=== Material provided ===

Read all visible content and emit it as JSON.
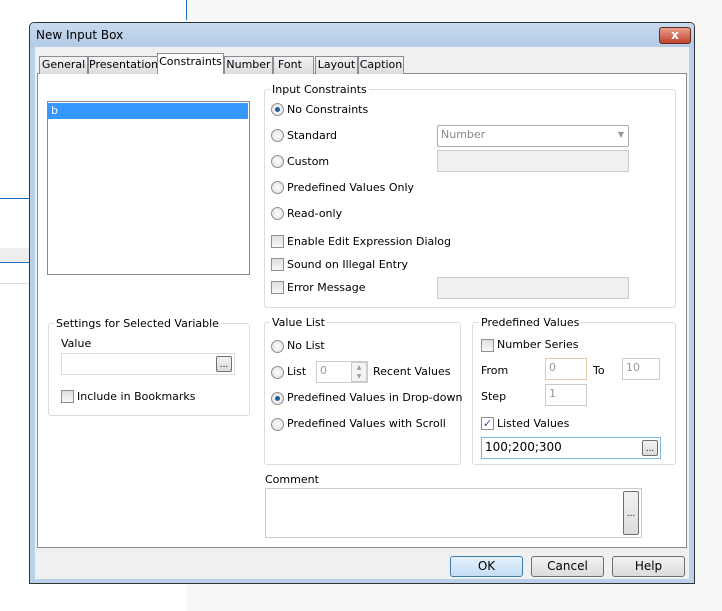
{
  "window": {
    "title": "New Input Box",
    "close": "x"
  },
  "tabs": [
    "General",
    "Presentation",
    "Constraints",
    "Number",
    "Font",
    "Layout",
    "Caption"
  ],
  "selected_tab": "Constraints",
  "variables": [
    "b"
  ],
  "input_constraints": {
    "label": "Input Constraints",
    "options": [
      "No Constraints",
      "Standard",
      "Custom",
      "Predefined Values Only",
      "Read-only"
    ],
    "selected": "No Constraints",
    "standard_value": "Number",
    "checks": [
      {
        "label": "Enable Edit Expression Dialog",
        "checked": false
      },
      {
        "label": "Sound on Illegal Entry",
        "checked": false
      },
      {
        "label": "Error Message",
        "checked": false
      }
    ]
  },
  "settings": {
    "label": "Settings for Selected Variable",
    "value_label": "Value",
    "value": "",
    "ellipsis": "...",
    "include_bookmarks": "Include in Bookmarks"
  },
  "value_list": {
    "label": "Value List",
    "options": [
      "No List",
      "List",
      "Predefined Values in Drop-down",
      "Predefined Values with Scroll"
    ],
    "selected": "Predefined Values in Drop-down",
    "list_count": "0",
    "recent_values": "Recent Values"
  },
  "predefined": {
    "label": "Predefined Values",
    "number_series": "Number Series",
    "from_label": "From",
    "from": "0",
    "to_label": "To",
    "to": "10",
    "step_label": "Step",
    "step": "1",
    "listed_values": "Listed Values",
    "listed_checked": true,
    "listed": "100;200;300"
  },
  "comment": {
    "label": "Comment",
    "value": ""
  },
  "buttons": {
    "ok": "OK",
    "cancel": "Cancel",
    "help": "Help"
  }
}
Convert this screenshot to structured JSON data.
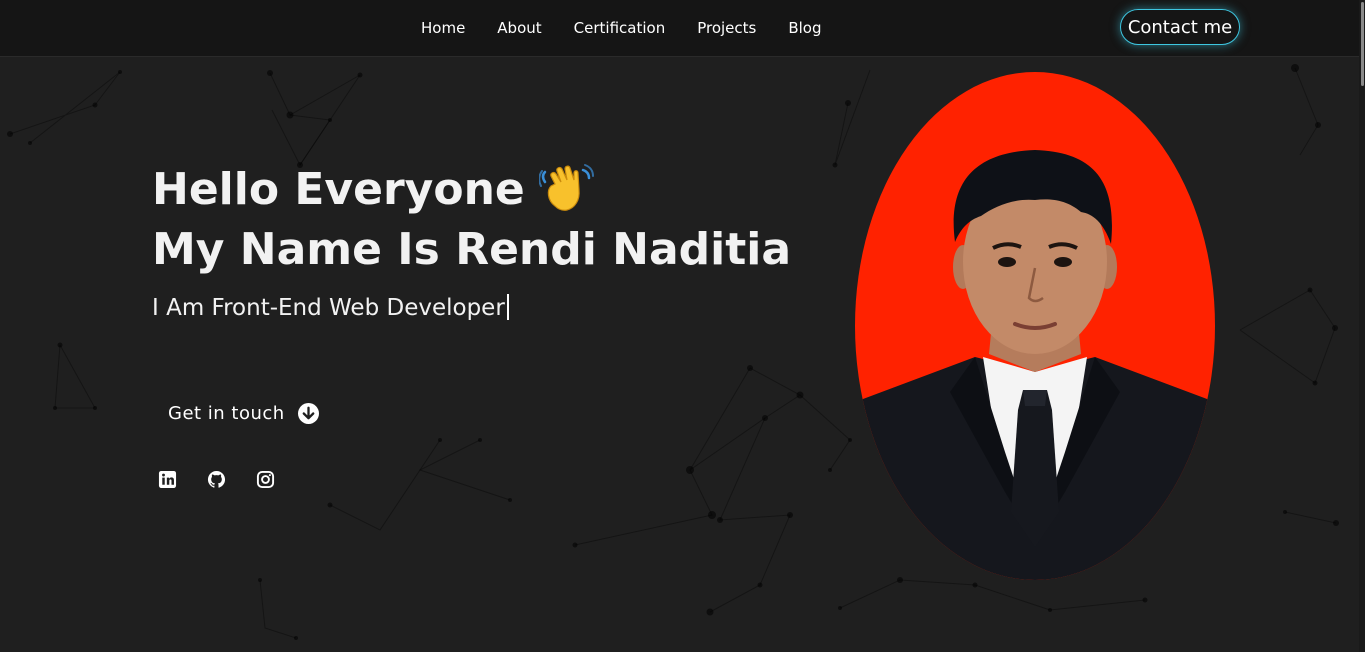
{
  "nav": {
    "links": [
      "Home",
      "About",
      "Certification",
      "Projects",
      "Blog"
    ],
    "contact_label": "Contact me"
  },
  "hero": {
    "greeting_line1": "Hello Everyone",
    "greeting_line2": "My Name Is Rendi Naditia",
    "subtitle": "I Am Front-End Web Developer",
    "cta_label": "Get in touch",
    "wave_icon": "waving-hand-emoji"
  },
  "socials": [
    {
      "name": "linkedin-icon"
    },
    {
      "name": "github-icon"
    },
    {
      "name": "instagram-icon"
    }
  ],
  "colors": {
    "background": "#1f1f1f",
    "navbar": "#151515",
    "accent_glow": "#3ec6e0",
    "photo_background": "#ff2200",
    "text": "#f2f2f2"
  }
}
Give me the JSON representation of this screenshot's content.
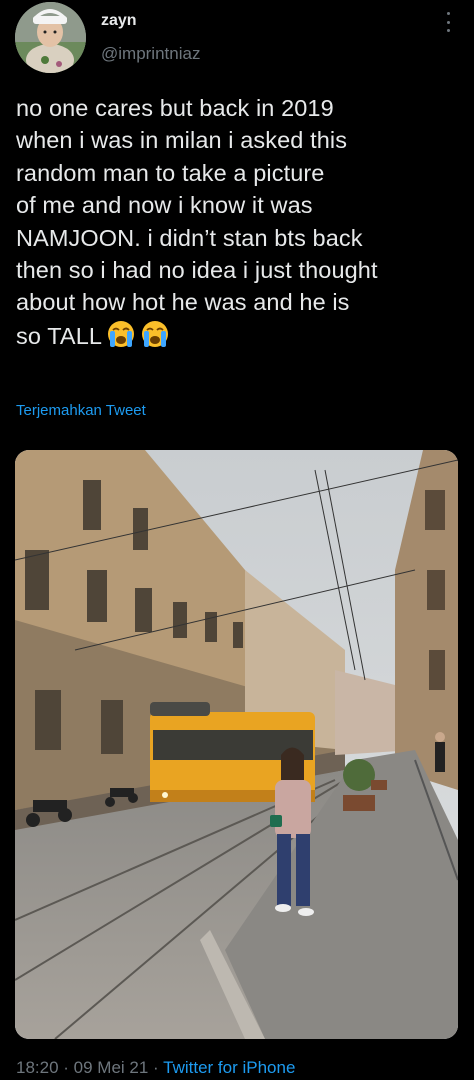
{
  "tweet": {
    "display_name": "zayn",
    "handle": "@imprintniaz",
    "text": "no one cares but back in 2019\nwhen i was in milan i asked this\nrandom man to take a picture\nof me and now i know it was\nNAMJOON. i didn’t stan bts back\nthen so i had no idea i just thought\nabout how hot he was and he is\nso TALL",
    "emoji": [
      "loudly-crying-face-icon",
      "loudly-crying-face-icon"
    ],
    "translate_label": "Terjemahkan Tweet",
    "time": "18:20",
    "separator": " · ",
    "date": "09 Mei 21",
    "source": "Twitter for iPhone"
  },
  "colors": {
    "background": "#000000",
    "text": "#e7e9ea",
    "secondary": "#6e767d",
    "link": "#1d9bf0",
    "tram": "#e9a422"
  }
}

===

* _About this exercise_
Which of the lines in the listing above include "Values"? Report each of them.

* _Reply to the task_
      "Predefined Values Only",
      "Predefined Values in Drop-down",
      "Predefined Values with Scroll"
    "selected": "Predefined Values in Drop-down",
    "recent_values": "Recent Values"
    "label": "Predefined Values",
    "listed_values": "Listed Values",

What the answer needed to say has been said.